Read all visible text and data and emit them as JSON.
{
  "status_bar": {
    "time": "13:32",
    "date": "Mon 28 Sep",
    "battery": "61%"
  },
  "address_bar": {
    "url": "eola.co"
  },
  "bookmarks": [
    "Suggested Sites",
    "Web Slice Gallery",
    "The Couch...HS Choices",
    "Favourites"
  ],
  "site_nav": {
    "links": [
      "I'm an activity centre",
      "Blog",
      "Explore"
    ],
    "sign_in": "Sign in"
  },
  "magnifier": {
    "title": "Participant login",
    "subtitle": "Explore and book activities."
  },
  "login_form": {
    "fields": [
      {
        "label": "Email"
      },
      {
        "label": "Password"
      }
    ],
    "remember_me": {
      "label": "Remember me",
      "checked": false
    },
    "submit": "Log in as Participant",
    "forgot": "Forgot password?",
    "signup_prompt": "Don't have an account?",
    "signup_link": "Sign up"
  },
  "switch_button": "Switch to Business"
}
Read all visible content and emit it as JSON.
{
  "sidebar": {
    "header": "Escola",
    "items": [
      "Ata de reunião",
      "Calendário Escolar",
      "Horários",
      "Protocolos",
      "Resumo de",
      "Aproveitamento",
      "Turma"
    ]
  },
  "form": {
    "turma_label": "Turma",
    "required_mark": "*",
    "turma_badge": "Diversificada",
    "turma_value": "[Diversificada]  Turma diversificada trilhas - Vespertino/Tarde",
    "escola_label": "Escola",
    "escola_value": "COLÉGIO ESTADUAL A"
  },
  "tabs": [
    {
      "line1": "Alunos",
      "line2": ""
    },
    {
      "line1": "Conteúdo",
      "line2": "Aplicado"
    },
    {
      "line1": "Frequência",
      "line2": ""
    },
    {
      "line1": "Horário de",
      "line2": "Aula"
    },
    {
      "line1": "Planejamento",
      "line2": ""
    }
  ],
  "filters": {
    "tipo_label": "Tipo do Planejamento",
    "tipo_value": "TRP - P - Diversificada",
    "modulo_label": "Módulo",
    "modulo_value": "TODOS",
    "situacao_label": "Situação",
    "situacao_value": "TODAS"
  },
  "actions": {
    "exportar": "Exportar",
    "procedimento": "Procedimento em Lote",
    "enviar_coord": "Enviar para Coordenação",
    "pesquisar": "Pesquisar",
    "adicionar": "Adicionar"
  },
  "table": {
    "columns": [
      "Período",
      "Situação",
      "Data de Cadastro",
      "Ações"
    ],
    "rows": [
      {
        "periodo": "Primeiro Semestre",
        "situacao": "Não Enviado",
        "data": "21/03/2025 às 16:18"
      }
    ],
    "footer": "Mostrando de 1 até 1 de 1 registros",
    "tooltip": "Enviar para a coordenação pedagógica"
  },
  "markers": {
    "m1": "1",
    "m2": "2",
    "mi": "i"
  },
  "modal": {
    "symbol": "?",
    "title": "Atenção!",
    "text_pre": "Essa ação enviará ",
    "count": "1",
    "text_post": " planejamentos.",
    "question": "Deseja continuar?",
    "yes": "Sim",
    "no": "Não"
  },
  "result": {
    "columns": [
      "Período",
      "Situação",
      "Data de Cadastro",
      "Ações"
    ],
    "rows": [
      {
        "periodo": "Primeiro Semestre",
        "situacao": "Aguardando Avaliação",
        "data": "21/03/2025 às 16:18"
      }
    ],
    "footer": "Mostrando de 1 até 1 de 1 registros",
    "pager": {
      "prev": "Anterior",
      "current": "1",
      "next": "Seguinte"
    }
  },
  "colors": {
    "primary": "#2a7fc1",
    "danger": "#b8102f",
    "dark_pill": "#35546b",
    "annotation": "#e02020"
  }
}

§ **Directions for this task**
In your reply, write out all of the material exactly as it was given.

§ **Output of the exercise**
Read all visible text and data and emit them as JSON.
{
  "status_bar": {
    "time": "13:32",
    "date": "Mon 28 Sep",
    "battery": "61%"
  },
  "address_bar": {
    "url": "eola.co"
  },
  "bookmarks": [
    "Suggested Sites",
    "Web Slice Gallery",
    "The Couch...HS Choices",
    "Favourites"
  ],
  "site_nav": {
    "links": [
      "I'm an activity centre",
      "Blog",
      "Explore"
    ],
    "sign_in": "Sign in"
  },
  "magnifier": {
    "title": "Participant login",
    "subtitle": "Explore and book activities."
  },
  "login_form": {
    "fields": [
      {
        "label": "Email"
      },
      {
        "label": "Password"
      }
    ],
    "remember_me": {
      "label": "Remember me",
      "checked": false
    },
    "submit": "Log in as Participant",
    "forgot": "Forgot password?",
    "signup_prompt": "Don't have an account?",
    "signup_link": "Sign up"
  },
  "switch_button": "Switch to Business"
}
Read all visible content and emit it as JSON.
{
  "sidebar": {
    "header": "Escola",
    "items": [
      "Ata de reunião",
      "Calendário Escolar",
      "Horários",
      "Protocolos",
      "Resumo de",
      "Aproveitamento",
      "Turma"
    ]
  },
  "form": {
    "turma_label": "Turma",
    "required_mark": "*",
    "turma_badge": "Diversificada",
    "turma_value": "[Diversificada]  Turma diversificada trilhas - Vespertino/Tarde",
    "escola_label": "Escola",
    "escola_value": "COLÉGIO ESTADUAL A"
  },
  "tabs": [
    {
      "line1": "Alunos",
      "line2": ""
    },
    {
      "line1": "Conteúdo",
      "line2": "Aplicado"
    },
    {
      "line1": "Frequência",
      "line2": ""
    },
    {
      "line1": "Horário de",
      "line2": "Aula"
    },
    {
      "line1": "Planejamento",
      "line2": ""
    }
  ],
  "filters": {
    "tipo_label": "Tipo do Planejamento",
    "tipo_value": "TRP - P - Diversificada",
    "modulo_label": "Módulo",
    "modulo_value": "TODOS",
    "situacao_label": "Situação",
    "situacao_value": "TODAS"
  },
  "actions": {
    "exportar": "Exportar",
    "procedimento": "Procedimento em Lote",
    "enviar_coord": "Enviar para Coordenação",
    "pesquisar": "Pesquisar",
    "adicionar": "Adicionar"
  },
  "table": {
    "columns": [
      "Período",
      "Situação",
      "Data de Cadastro",
      "Ações"
    ],
    "rows": [
      {
        "periodo": "Primeiro Semestre",
        "situacao": "Não Enviado",
        "data": "21/03/2025 às 16:18"
      }
    ],
    "footer": "Mostrando de 1 até 1 de 1 registros",
    "tooltip": "Enviar para a coordenação pedagógica"
  },
  "markers": {
    "m1": "1",
    "m2": "2",
    "mi": "i"
  },
  "modal": {
    "symbol": "?",
    "title": "Atenção!",
    "text_pre": "Essa ação enviará ",
    "count": "1",
    "text_post": " planejamentos.",
    "question": "Deseja continuar?",
    "yes": "Sim",
    "no": "Não"
  },
  "result": {
    "columns": [
      "Período",
      "Situação",
      "Data de Cadastro",
      "Ações"
    ],
    "rows": [
      {
        "periodo": "Primeiro Semestre",
        "situacao": "Aguardando Avaliação",
        "data": "21/03/2025 às 16:18"
      }
    ],
    "footer": "Mostrando de 1 até 1 de 1 registros",
    "pager": {
      "prev": "Anterior",
      "current": "1",
      "next": "Seguinte"
    }
  },
  "colors": {
    "primary": "#2a7fc1",
    "danger": "#b8102f",
    "dark_pill": "#35546b",
    "annotation": "#e02020"
  }
}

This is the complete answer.